  • Stephanie Chen, Research assistant, 2010-2013, UROP 2009-2010, resident phytolith expert, phytolith and isotope based vegetation reconstruction in Montana. Stephanie is now pursuing a PhD at North Carolina State University!
  • Catherine Hu, Independent study, 2012-2013; UROP student, 2011-2012, using seeds and x-rays to understand evolution in Zingiberales. Catherine recently finished her Master’s in Conservation from UW-Madison and is working as a nature reserve steward with Forest Park Forever in St. Louis, MO.
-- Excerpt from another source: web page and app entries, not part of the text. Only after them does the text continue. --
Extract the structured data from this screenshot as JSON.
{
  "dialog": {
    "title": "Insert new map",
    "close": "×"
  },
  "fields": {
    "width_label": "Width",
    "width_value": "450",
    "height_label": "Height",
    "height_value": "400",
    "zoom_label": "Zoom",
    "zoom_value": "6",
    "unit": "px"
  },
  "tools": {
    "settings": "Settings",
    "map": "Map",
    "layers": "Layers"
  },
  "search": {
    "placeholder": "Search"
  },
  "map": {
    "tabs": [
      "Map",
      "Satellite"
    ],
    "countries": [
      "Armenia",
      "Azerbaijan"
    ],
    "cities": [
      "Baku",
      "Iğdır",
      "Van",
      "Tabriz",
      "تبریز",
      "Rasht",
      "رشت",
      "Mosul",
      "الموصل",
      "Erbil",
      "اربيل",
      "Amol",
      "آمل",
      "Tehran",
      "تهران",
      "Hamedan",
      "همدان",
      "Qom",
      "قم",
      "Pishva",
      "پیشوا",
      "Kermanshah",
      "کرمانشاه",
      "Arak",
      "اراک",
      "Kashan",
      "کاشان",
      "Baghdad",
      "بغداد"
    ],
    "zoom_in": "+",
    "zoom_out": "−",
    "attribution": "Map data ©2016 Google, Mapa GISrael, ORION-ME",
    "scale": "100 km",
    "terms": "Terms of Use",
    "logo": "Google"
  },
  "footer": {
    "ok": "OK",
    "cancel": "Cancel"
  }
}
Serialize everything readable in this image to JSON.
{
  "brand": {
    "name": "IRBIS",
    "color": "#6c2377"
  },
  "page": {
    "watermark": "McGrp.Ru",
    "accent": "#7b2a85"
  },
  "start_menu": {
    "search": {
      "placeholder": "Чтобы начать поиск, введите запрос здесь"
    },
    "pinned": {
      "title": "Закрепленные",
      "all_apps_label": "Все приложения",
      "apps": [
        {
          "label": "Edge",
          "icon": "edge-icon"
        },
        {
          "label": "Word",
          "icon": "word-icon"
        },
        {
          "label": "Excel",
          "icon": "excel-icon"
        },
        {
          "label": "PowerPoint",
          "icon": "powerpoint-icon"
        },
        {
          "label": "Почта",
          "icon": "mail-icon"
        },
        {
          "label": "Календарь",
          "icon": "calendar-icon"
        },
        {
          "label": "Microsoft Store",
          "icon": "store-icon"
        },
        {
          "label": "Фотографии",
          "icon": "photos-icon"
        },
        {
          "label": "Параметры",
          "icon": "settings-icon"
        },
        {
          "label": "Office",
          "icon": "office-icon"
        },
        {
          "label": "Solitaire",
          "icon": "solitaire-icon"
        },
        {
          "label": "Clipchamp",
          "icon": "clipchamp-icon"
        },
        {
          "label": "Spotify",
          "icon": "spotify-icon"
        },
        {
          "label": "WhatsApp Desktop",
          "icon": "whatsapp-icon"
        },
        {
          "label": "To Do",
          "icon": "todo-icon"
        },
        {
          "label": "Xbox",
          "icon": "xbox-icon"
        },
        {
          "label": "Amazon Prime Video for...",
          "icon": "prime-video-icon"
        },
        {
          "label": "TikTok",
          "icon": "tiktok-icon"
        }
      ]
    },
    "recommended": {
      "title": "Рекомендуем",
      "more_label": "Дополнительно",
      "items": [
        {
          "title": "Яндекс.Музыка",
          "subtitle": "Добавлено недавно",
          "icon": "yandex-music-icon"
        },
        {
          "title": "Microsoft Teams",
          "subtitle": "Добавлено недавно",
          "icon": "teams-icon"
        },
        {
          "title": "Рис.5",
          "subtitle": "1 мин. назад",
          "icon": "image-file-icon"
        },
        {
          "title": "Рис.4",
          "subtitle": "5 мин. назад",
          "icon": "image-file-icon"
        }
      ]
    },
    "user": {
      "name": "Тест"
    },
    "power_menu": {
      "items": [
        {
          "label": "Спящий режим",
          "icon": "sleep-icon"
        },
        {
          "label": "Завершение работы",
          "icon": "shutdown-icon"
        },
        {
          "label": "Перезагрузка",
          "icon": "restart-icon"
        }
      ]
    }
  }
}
  • Germain Burchfield, UROP student, 2011-2012, biodiversity of monocots.
  • Tess Nugent, Research assistant, 2011-2012 (co-supervised with Nathan Sheldon, Earth & Environmental Sciences), relationship between Ginkgo carbon isotopes and climate
  • Bryana Boos, Research assistant, 2009-2012, Independent Study, 2011: conifer diversity from Late Cretaceous Pierre Shale nodules in Colorado.
  • Cameron Webley (Geosci 499, Winter 2010), depositional environment and paleoecology of Cretaceous Pierre Shale nodules from Colorado, USA
  • Xiang (Bill) Zhou (UROP 2009-2010), uses of 3D synchrotron tomography in understanding the fossil record of Zingiberales


  • Earth-RISE 2022 cohort: Aubrin Deyarmond, Eselohirere Izirein, Sofia Martinez-Lozoya
  • Cristina Squatriti, high school student volunteer (2018-2019). Cristina worked on a fossil cycad seed from the Cretaceous of South Dakota.
  • Monica Choi, high school student volunteer (2014–2016). Monica studied the opercula of ginger seeds by using synchrotron tomography data to digitally dissect out these tiny structures.